In 2009 we took over the Bond Exchange of SA (Besa) and many of the diverse products that are now traded through our eight revenue streams were developed. Loubser always played a leadership role in stock exchange affairs both internationally and in Africa.
He was a director and treasurer of the WFE and went out of his way to encourage the growth of African stock exchanges and to have them accepted into the federation.
In October 2011, the JSE hosted the general assembly of the WFE. What touched me most deeply in hosting these prominent business people from around the world was how far our country had progressed.
I remembered that in 1987, the year the JSE celebrated its centenary, the federation agreed to hold its general assembly in Johannesburg.
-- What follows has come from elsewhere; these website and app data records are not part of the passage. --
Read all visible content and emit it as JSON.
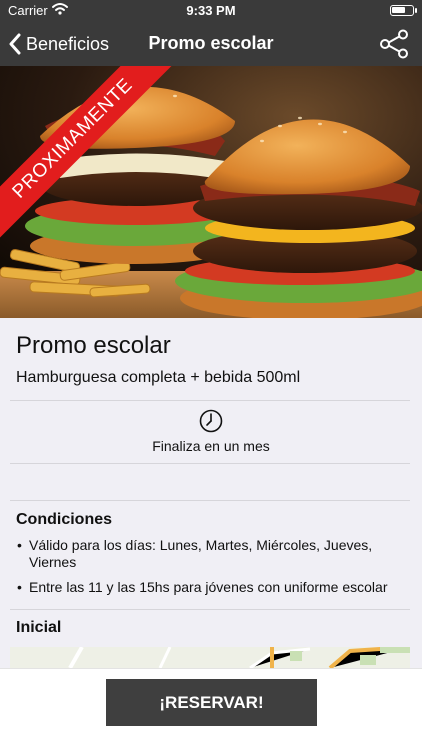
{
  "status": {
    "carrier": "Carrier",
    "time": "9:33 PM",
    "battery_level": 0.7
  },
  "nav": {
    "back_label": "Beneficios",
    "title": "Promo escolar",
    "back_icon": "chevron-left-icon",
    "share_icon": "share-icon"
  },
  "hero": {
    "ribbon_text": "PROXIMAMENTE",
    "ribbon_color": "#e21d1d"
  },
  "promo": {
    "title": "Promo escolar",
    "subtitle": "Hamburguesa completa + bebida 500ml",
    "ends_text": "Finaliza en un mes",
    "clock_icon": "clock-icon"
  },
  "conditions": {
    "title": "Condiciones",
    "items": [
      "Válido para los días: Lunes, Martes, Miércoles, Jueves, Viernes",
      "Entre las 11 y las 15hs para jóvenes con uniforme escolar"
    ]
  },
  "location": {
    "title": "Inicial"
  },
  "cta": {
    "label": "¡RESERVAR!"
  },
  "colors": {
    "nav_bg": "#3a3a3a",
    "button_bg": "#3f3f3f",
    "page_bg": "#f0eff5"
  }
}
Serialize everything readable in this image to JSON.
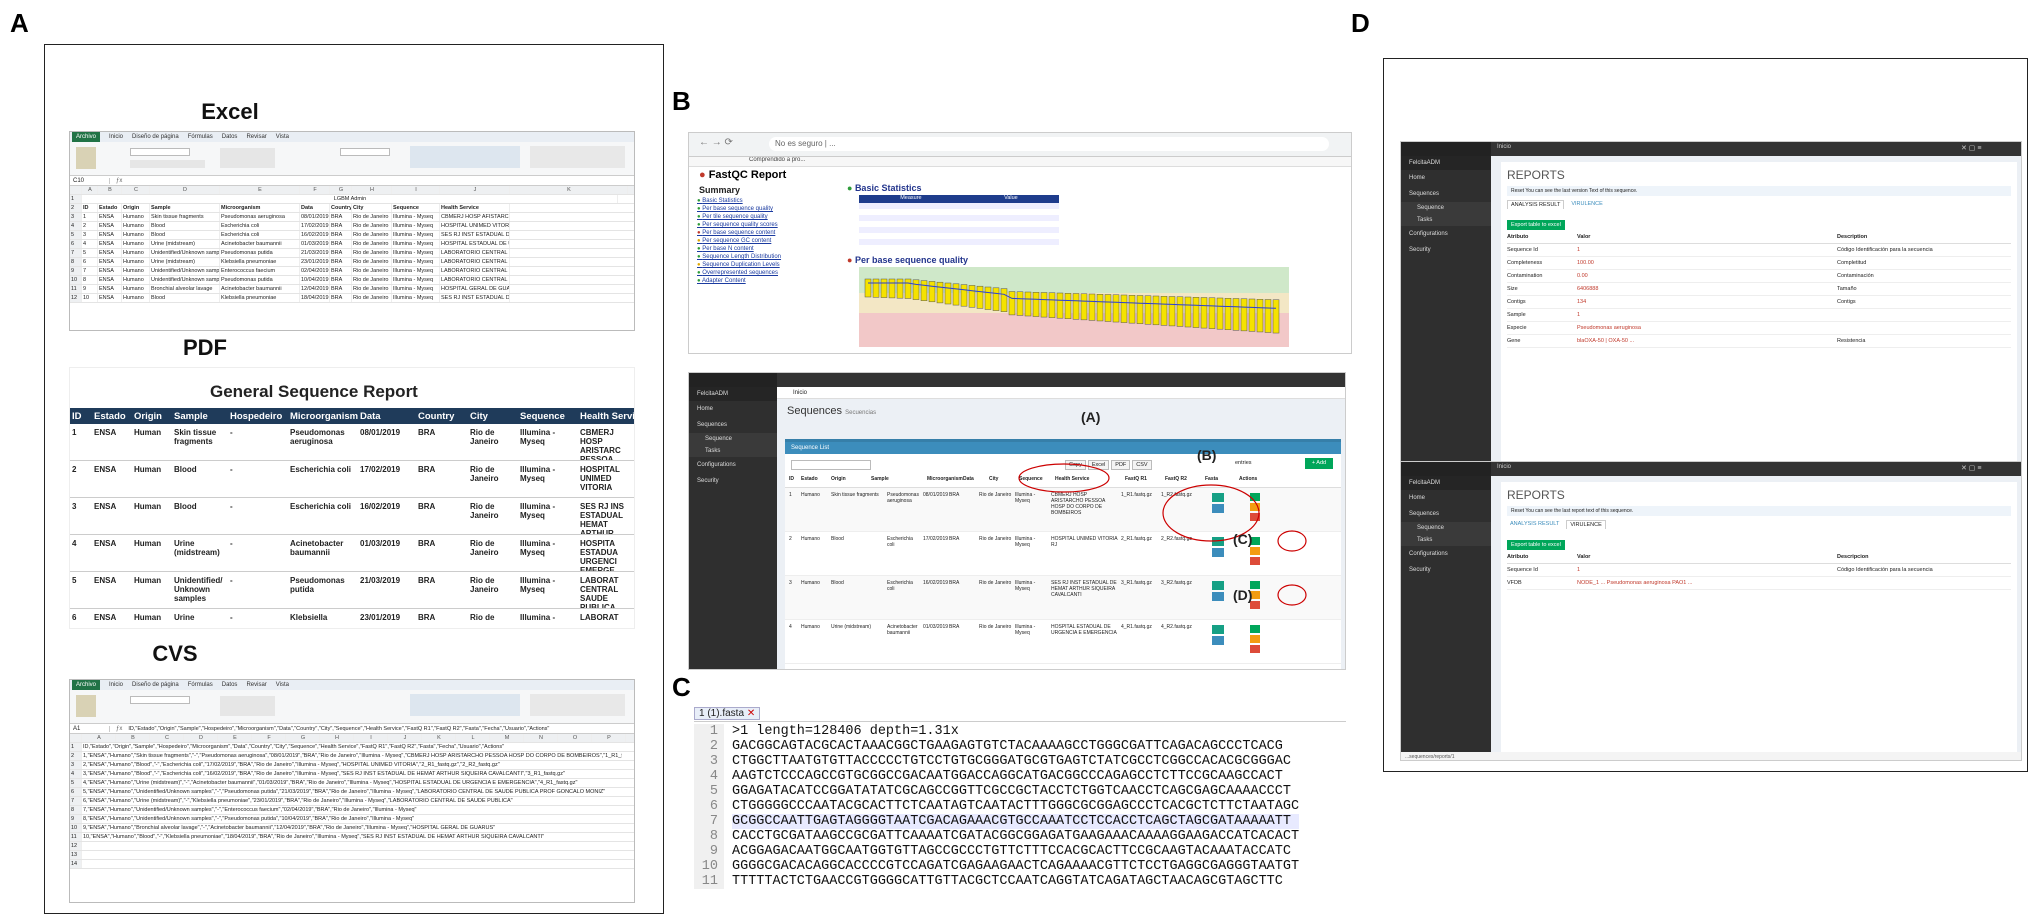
{
  "panels": {
    "a": "A",
    "b": "B",
    "c": "C",
    "d": "D"
  },
  "sections": {
    "excel": "Excel",
    "pdf": "PDF",
    "cvs": "CVS"
  },
  "excel": {
    "tabs": [
      "Archivo",
      "Inicio",
      "Diseño de página",
      "Fórmulas",
      "Datos",
      "Revisar",
      "Vista"
    ],
    "name_box": "C10",
    "banner": "LGBM Admin",
    "columns": [
      "ID",
      "Estado",
      "Origin",
      "Sample",
      "Microorganism",
      "Data",
      "Country",
      "City",
      "Sequence",
      "Health Service"
    ],
    "rows": [
      [
        "1",
        "ENSA",
        "Humano",
        "Skin tissue fragments",
        "Pseudomonas aeruginosa",
        "08/01/2019",
        "BRA",
        "Rio de Janeiro",
        "Illumina - Myseq",
        "CBMERJ HOSP AFISTARCHO PESSOA HOSP D"
      ],
      [
        "2",
        "ENSA",
        "Humano",
        "Blood",
        "Escherichia coli",
        "17/02/2019",
        "BRA",
        "Rio de Janeiro",
        "Illumina - Myseq",
        "HOSPITAL UNIMED VITORIA"
      ],
      [
        "3",
        "ENSA",
        "Humano",
        "Blood",
        "Escherichia coli",
        "16/02/2019",
        "BRA",
        "Rio de Janeiro",
        "Illumina - Myseq",
        "SES RJ INST ESTADUAL DE HEMATOLOGIA"
      ],
      [
        "4",
        "ENSA",
        "Humano",
        "Urine (midstream)",
        "Acinetobacter baumannii",
        "01/03/2019",
        "BRA",
        "Rio de Janeiro",
        "Illumina - Myseq",
        "HOSPITAL ESTADUAL DE URGENCIA"
      ],
      [
        "5",
        "ENSA",
        "Humano",
        "Unidentified/Unknown samples",
        "Pseudomonas putida",
        "21/03/2019",
        "BRA",
        "Rio de Janeiro",
        "Illumina - Myseq",
        "LABORATORIO CENTRAL DE SAUDE PUB"
      ],
      [
        "6",
        "ENSA",
        "Humano",
        "Urine (midstream)",
        "Klebsiella pneumoniae",
        "23/01/2019",
        "BRA",
        "Rio de Janeiro",
        "Illumina - Myseq",
        "LABORATORIO CENTRAL DE SAUDE PUB"
      ],
      [
        "7",
        "ENSA",
        "Humano",
        "Unidentified/Unknown samples",
        "Enterococcus faecium",
        "02/04/2019",
        "BRA",
        "Rio de Janeiro",
        "Illumina - Myseq",
        "LABORATORIO CENTRAL DE SAUDE PUB"
      ],
      [
        "8",
        "ENSA",
        "Humano",
        "Unidentified/Unknown samples",
        "Pseudomonas putida",
        "10/04/2019",
        "BRA",
        "Rio de Janeiro",
        "Illumina - Myseq",
        "LABORATORIO CENTRAL DE SAUDE PUB"
      ],
      [
        "9",
        "ENSA",
        "Humano",
        "Bronchial alveolar lavage",
        "Acinetobacter baumannii",
        "12/04/2019",
        "BRA",
        "Rio de Janeiro",
        "Illumina - Myseq",
        "HOSPITAL GERAL DE GUARUS"
      ],
      [
        "10",
        "ENSA",
        "Humano",
        "Blood",
        "Klebsiella pneumoniae",
        "18/04/2019",
        "BRA",
        "Rio de Janeiro",
        "Illumina - Myseq",
        "SES RJ INST ESTADUAL DE HEMATOLOGIA"
      ]
    ]
  },
  "pdf": {
    "title": "General Sequence Report",
    "columns": [
      "ID",
      "Estado",
      "Origin",
      "Sample",
      "Hospedeiro",
      "Microorganism",
      "Data",
      "Country",
      "City",
      "Sequence",
      "Health Servic"
    ],
    "rows": [
      [
        "1",
        "ENSA",
        "Human",
        "Skin tissue fragments",
        "-",
        "Pseudomonas aeruginosa",
        "08/01/2019",
        "BRA",
        "Rio de Janeiro",
        "Illumina - Myseq",
        "CBMERJ HOSP ARISTARC PESSOA HOSP DO CORPO DE BOMBEIR"
      ],
      [
        "2",
        "ENSA",
        "Human",
        "Blood",
        "-",
        "Escherichia coli",
        "17/02/2019",
        "BRA",
        "Rio de Janeiro",
        "Illumina - Myseq",
        "HOSPITAL UNIMED VITORIA"
      ],
      [
        "3",
        "ENSA",
        "Human",
        "Blood",
        "-",
        "Escherichia coli",
        "16/02/2019",
        "BRA",
        "Rio de Janeiro",
        "Illumina - Myseq",
        "SES RJ INS ESTADUAL HEMAT ARTHUR SIQUEIRA CAVALCA"
      ],
      [
        "4",
        "ENSA",
        "Human",
        "Urine (midstream)",
        "-",
        "Acinetobacter baumannii",
        "01/03/2019",
        "BRA",
        "Rio de Janeiro",
        "Illumina - Myseq",
        "HOSPITA ESTADUA URGENCI EMERGE"
      ],
      [
        "5",
        "ENSA",
        "Human",
        "Unidentified/ Unknown samples",
        "-",
        "Pseudomonas putida",
        "21/03/2019",
        "BRA",
        "Rio de Janeiro",
        "Illumina - Myseq",
        "LABORAT CENTRAL SAUDE PUBLICA PROF GONCALO"
      ],
      [
        "6",
        "ENSA",
        "Human",
        "Urine",
        "-",
        "Klebsiella",
        "23/01/2019",
        "BRA",
        "Rio de",
        "Illumina -",
        "LABORAT"
      ]
    ]
  },
  "csv": {
    "name_box": "A1",
    "formula": "ID,\"Estado\",\"Origin\",\"Sample\",\"Hospedeiro\",\"Microorganism\",\"Data\",\"Country\",\"City\",\"Sequence\",\"Health Service\",\"FastQ R1\",\"FastQ R2\",\"Fasta\",\"Fecha\",\"Usuario\",\"Actions\"",
    "columns": [
      "A",
      "B",
      "C",
      "D",
      "E",
      "F",
      "G",
      "H",
      "I",
      "J",
      "K",
      "L",
      "M",
      "N",
      "O",
      "P"
    ],
    "lines": [
      "ID,\"Estado\",\"Origin\",\"Sample\",\"Hospedeiro\",\"Microorganism\",\"Data\",\"Country\",\"City\",\"Sequence\",\"Health Service\",\"FastQ R1\",\"FastQ R2\",\"Fasta\",\"Fecha\",\"Usuario\",\"Actions\"",
      "1,\"ENSA\",\"Humano\",\"Skin tissue fragments\",\"-\",\"Pseudomonas aeruginosa\",\"08/01/2019\",\"BRA\",\"Rio de Janeiro\",\"Illumina - Myseq\",\"CBMERJ HOSP ARISTARCHO PESSOA HOSP DO CORPO DE BOMBEIROS\",\"1_R1_fastq.gz\"",
      "2,\"ENSA\",\"Humano\",\"Blood\",\"-\",\"Escherichia coli\",\"17/02/2019\",\"BRA\",\"Rio de Janeiro\",\"Illumina - Myseq\",\"HOSPITAL UNIMED VITORIA\",\"2_R1_fastq.gz\",\"2_R2_fastq.gz\"",
      "3,\"ENSA\",\"Humano\",\"Blood\",\"-\",\"Escherichia coli\",\"16/02/2019\",\"BRA\",\"Rio de Janeiro\",\"Illumina - Myseq\",\"SES RJ INST ESTADUAL DE HEMAT ARTHUR SIQUEIRA CAVALCANTI\",\"3_R1_fastq.gz\"",
      "4,\"ENSA\",\"Humano\",\"Urine (midstream)\",\"-\",\"Acinetobacter baumannii\",\"01/03/2019\",\"BRA\",\"Rio de Janeiro\",\"Illumina - Myseq\",\"HOSPITAL ESTADUAL DE URGENCIA E EMERGENCIA\",\"4_R1_fastq.gz\"",
      "5,\"ENSA\",\"Humano\",\"Unidentified/Unknown samples\",\"-\",\"Pseudomonas putida\",\"21/03/2019\",\"BRA\",\"Rio de Janeiro\",\"Illumina - Myseq\",\"LABORATORIO CENTRAL DE SAUDE PUBLICA PROF GONCALO MONIZ\"",
      "6,\"ENSA\",\"Humano\",\"Urine (midstream)\",\"-\",\"Klebsiella pneumoniae\",\"23/01/2019\",\"BRA\",\"Rio de Janeiro\",\"Illumina - Myseq\",\"LABORATORIO CENTRAL DE SAUDE PUBLICA\"",
      "7,\"ENSA\",\"Humano\",\"Unidentified/Unknown samples\",\"-\",\"Enterococcus faecium\",\"02/04/2019\",\"BRA\",\"Rio de Janeiro\",\"Illumina - Myseq\"",
      "8,\"ENSA\",\"Humano\",\"Unidentified/Unknown samples\",\"-\",\"Pseudomonas putida\",\"10/04/2019\",\"BRA\",\"Rio de Janeiro\",\"Illumina - Myseq\"",
      "9,\"ENSA\",\"Humano\",\"Bronchial alveolar lavage\",\"-\",\"Acinetobacter baumannii\",\"12/04/2019\",\"BRA\",\"Rio de Janeiro\",\"Illumina - Myseq\",\"HOSPITAL GERAL DE GUARUS\"",
      "10,\"ENSA\",\"Humano\",\"Blood\",\"-\",\"Klebsiella pneumoniae\",\"18/04/2019\",\"BRA\",\"Rio de Janeiro\",\"Illumina - Myseq\",\"SES RJ INST ESTADUAL DE HEMAT ARTHUR SIQUEIRA CAVALCANTI\""
    ]
  },
  "fastqc": {
    "tab": "Comprendido a pro...",
    "address": "No es seguro | ...",
    "title": "FastQC Report",
    "summary": "Summary",
    "summary_items": [
      "Basic Statistics",
      "Per base sequence quality",
      "Per tile sequence quality",
      "Per sequence quality scores",
      "Per base sequence content",
      "Per sequence GC content",
      "Per base N content",
      "Sequence Length Distribution",
      "Sequence Duplication Levels",
      "Overrepresented sequences",
      "Adapter Content"
    ],
    "basic_stats": "Basic Statistics",
    "stats_header": [
      "Measure",
      "Value"
    ],
    "quality_title": "Per base sequence quality"
  },
  "seqlist": {
    "user": "FelcitaADM",
    "breadcrumb": "Inicio",
    "page_title": "Sequences",
    "page_sub": "Secuencias",
    "nav": [
      "Home",
      "Sequences",
      "Sequence",
      "Tasks",
      "Configurations",
      "Security"
    ],
    "box_title": "Sequence List",
    "export_buttons": [
      "Copy",
      "Excel",
      "PDF",
      "CSV"
    ],
    "add_button": "+ Add",
    "entries": "entries",
    "columns": [
      "ID",
      "Estado",
      "Origin",
      "Sample",
      "Microorganism",
      "Data",
      "City",
      "Sequence",
      "Health Service",
      "FastQ R1",
      "FastQ R2",
      "Fasta",
      "Actions"
    ],
    "rows": [
      [
        "1",
        "Humano",
        "Skin tissue fragments",
        "Pseudomonas aeruginosa",
        "08/01/2019",
        "BRA",
        "Rio de Janeiro",
        "Illumina - Myseq",
        "CBMERJ HOSP ARISTARCHO PESSOA HOSP DO CORPO DE BOMBEIROS",
        "1_R1.fastq.gz",
        "1_R2.fastq.gz"
      ],
      [
        "2",
        "Humano",
        "Blood",
        "Escherichia coli",
        "17/02/2019",
        "BRA",
        "Rio de Janeiro",
        "Illumina - Myseq",
        "HOSPITAL UNIMED VITORIA RJ",
        "2_R1.fastq.gz",
        "2_R2.fastq.gz"
      ],
      [
        "3",
        "Humano",
        "Blood",
        "Escherichia coli",
        "16/02/2019",
        "BRA",
        "Rio de Janeiro",
        "Illumina - Myseq",
        "SES RJ INST ESTADUAL DE HEMAT ARTHUR SIQUEIRA CAVALCANTI",
        "3_R1.fastq.gz",
        "3_R2.fastq.gz"
      ],
      [
        "4",
        "Humano",
        "Urine (midstream)",
        "Acinetobacter baumannii",
        "01/03/2019",
        "BRA",
        "Rio de Janeiro",
        "Illumina - Myseq",
        "HOSPITAL ESTADUAL DE URGENCIA E EMERGENCIA",
        "4_R1.fastq.gz",
        "4_R2.fastq.gz"
      ]
    ],
    "callouts": {
      "a": "(A)",
      "b": "(B)",
      "c": "(C)",
      "d": "(D)"
    }
  },
  "fasta": {
    "tab": "1 (1).fasta",
    "header": ">1 length=128406 depth=1.31x",
    "lines": [
      "GACGGCAGTACGCACTAAACGGCTGAAGAGTGTCTACAAAAGCCTGGGCGATTCAGACAGCCCTCACG",
      "CTGGCTTAATGTGTTACCCCCTGTCCTGTGCGGGATGCGTGAGTCTATCGCCTCGGCCACACGCGGGAC",
      "AAGTCTCCCAGCCGTGCGGCCGACAATGGACCAGGCATGACGGCCCAGAGCCTCTTCCGCAAGCCACT",
      "GGAGATACATCCGGATATATCGCAGCCGGTTCGCCGCTACCTCTGGTCAACCTCAGCGAGCAAAACCCT",
      "CTGGGGGCCCAATACGCACTTCTCAATAGTCAATACTTTGGGCGCGGAGCCCTCACGCTCTTCTAATAGC",
      "GCGGCCAATTGAGTAGGGGTAATCGACAGAAACGTGCCAAATCCTCCACCTCAGCTAGCGATAAAAATT",
      "CACCTGCGATAAGCCGCGATTCAAAATCGATACGGCGGAGATGAAGAAACAAAAGGAAGACCATCACACT",
      "ACGGAGACAATGGCAATGGTGTTAGCCGCCCTGTTCTTTCCACGCACTTCCGCAAGTACAAATACCATC",
      "GGGGCGACACAGGCACCCCGTCCAGATCGAGAAGAACTCAGAAAACGTTCTCCTGAGGCGAGGGTAATGT",
      "TTTTTACTCTGAACCGTGGGGCATTGTTACGCTCCAATCAGGTATCAGATAGCTAACAGCGTAGCTTC"
    ]
  },
  "reports": {
    "user": "FelcitaADM",
    "breadcrumb": "Inicio",
    "nav": [
      "Home",
      "Sequences",
      "Sequence",
      "Tasks",
      "Configurations",
      "Security"
    ],
    "title": "REPORTS",
    "notice1": "Reset You can see the last version Text of this sequence.",
    "notice2": "Reset You can see the last report text of this sequence.",
    "tabs": [
      "ANALYSIS RESULT",
      "VIRULENCE"
    ],
    "export": "Export table to excel",
    "columns": [
      "Atributo",
      "Valor",
      "Description"
    ],
    "rows": [
      [
        "Sequence Id",
        "1",
        "Código Identificación para la secuencia"
      ],
      [
        "Completeness",
        "100.00",
        "Completitud"
      ],
      [
        "Contamination",
        "0.00",
        "Contaminación"
      ],
      [
        "Size",
        "6406888",
        "Tamaño"
      ],
      [
        "Contigs",
        "134",
        "Contigs"
      ],
      [
        "Sample",
        "1",
        ""
      ],
      [
        "Especie",
        "Pseudomonas aeruginosa",
        ""
      ],
      [
        "Gene",
        "blaOXA-50 | OXA-50 ...",
        "Resistencia"
      ]
    ],
    "vir_columns": [
      "Atributo",
      "Valor",
      "Descripcion"
    ],
    "vir_rows": [
      [
        "Sequence Id",
        "1",
        "Código Identificación para la secuencia"
      ],
      [
        "VFDB",
        "NODE_1 ... Pseudomonas aeruginosa PAO1 ...",
        ""
      ]
    ],
    "status_url": "...sequences/reports/1"
  },
  "colors": {
    "excel_green": "#217346",
    "pdf_header": "#1f3b5a",
    "adminlte_dark": "#2f2f2f",
    "teal": "#16a085",
    "red_annot": "#cc0000"
  }
}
However, due to strong political pressure, the JSE had to amend its invitation.
Russell also contributed greatly in the regulatory sphere in South Africa through his participation in the Financial Services Board (FSB).
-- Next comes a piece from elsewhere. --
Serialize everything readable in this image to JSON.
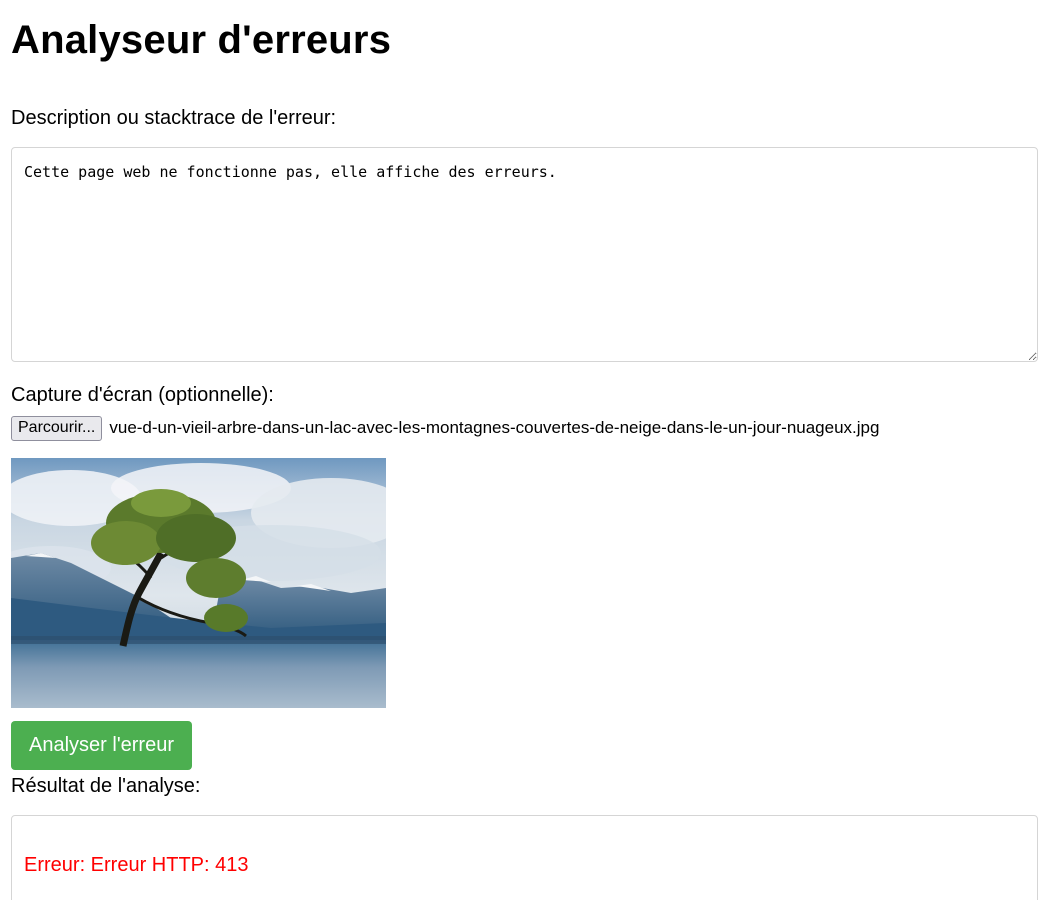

There is a saying in the US which is gaining increasing traction: “Put a policeman on the street and you save people’s purses – put a strong regulator above financial services and you save people’s pensions.”
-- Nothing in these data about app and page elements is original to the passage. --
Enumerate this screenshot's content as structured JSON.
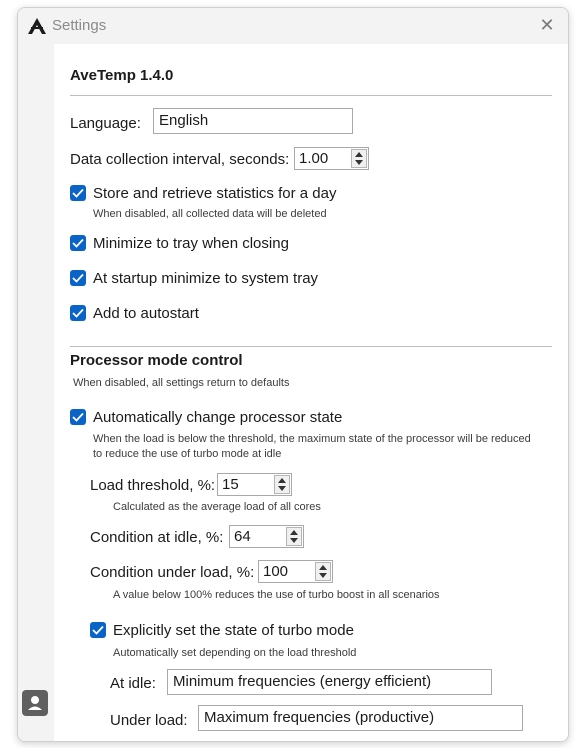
{
  "window": {
    "title": "Settings",
    "close_glyph": "✕",
    "accent": "#0a64c8"
  },
  "app": {
    "name_version": "AveTemp 1.4.0"
  },
  "language": {
    "label": "Language:",
    "value": "English"
  },
  "interval": {
    "label": "Data collection interval, seconds:",
    "value": "1.00"
  },
  "options": [
    {
      "label": "Store and retrieve statistics for a day",
      "hint": "When disabled, all collected data will be deleted",
      "checked": true
    },
    {
      "label": "Minimize to tray when closing",
      "checked": true
    },
    {
      "label": "At startup minimize to system tray",
      "checked": true
    },
    {
      "label": "Add to autostart",
      "checked": true
    }
  ],
  "processor": {
    "heading": "Processor mode control",
    "hint": "When disabled, all settings return to defaults",
    "auto_change": {
      "label": "Automatically change processor state",
      "hint_line1": "When the load is below the threshold, the maximum state of the processor will be reduced",
      "hint_line2": "to reduce the use of turbo mode at idle",
      "checked": true
    },
    "load_threshold": {
      "label": "Load threshold, %:",
      "value": "15",
      "hint": "Calculated as the average load of all cores"
    },
    "idle_condition": {
      "label": "Condition at idle, %:",
      "value": "64"
    },
    "load_condition": {
      "label": "Condition under load, %:",
      "value": "100",
      "hint": "A value below 100% reduces the use of turbo boost in all scenarios"
    },
    "turbo": {
      "label": "Explicitly set the state of turbo mode",
      "hint": "Automatically set depending on the load threshold",
      "checked": true,
      "at_idle_label": "At idle:",
      "at_idle_value": "Minimum frequencies (energy efficient)",
      "under_load_label": "Under load:",
      "under_load_value": "Maximum frequencies (productive)"
    }
  },
  "icons": {
    "app": "avetemp-logo-icon",
    "close": "close-icon",
    "user": "user-icon",
    "check": "checkmark-icon"
  }
}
I’m proud that over the past four years the JSE has been placed first in terms of market regulation in the World Economic Forum’s Global Competitiveness reports.
The transition from Russell Loubser to Nicky Newton-King was seamless and she has proved to be a strong and imaginative leader. In July 2012, our Millennium Trading Engine was returned from London to Johannesburg, which resulted in execution speeds 400 times faster.
Contrary to a number of ill-informed press reports I would like to point out that the trading interruption we experienced a couple of weeks ago was the first for over a year.
Newton-King and her team delivered strong results for 2013 – the best since listing. What was particularly pleasing to me was that we were able to return an amount of R84 million (5 percent of group revenue) to equity market clients by way of a rebate and declare a dividend for the year of R3.50 (2012: R2.50) plus a special dividend of 50c a share. Nothing gives a board of directors greater pleasure than declaring results like this.
During the lead-up to the election there has been much comparison in the media of life in South Africa today compared with conditions at the time of the first democratic elections in 1994.
Investors on the stock exchange will be pleased to note that the JSE all share index hovered around 5 000 in 1994 and at the time of writing this column was more than 49 000.
Traders will be happy to know that in the first four months of this year the JSE averaged more than 168 000 trades daily.
In 1996 when we moved to electronic trading, we averaged 158 000 trades a month. In fact, we have found that trading volumes increase substantially with each technological advance in the JSE’s trading platforms.
I am, therefore, truly excited to see what our newly launched colocation facility will bring to the market. This is another quantum leap in provision of services to our community, which was launched successfully on May 12.
With all the populist nonsense generated by the election hopefully behind us, I would remind readers that it has always been JSE policy to support moves by the government to create a more business-friendly climate in South Africa.
In the long term, if we wish to grow this country at the rate of which it is capable, South Africa needs policy certainty and a regulatory policy environment that is conducive to sound business decision-making.
I would like to thank my wife Cheryl for her unstinting support during my years in the industry.
After 50 years, the future of the JSE still fascinates me and I look forward to following the progress of a dynamic institution that will continue to play a vital role in the development and prosperity of our country. I leave knowing it is in safe hands.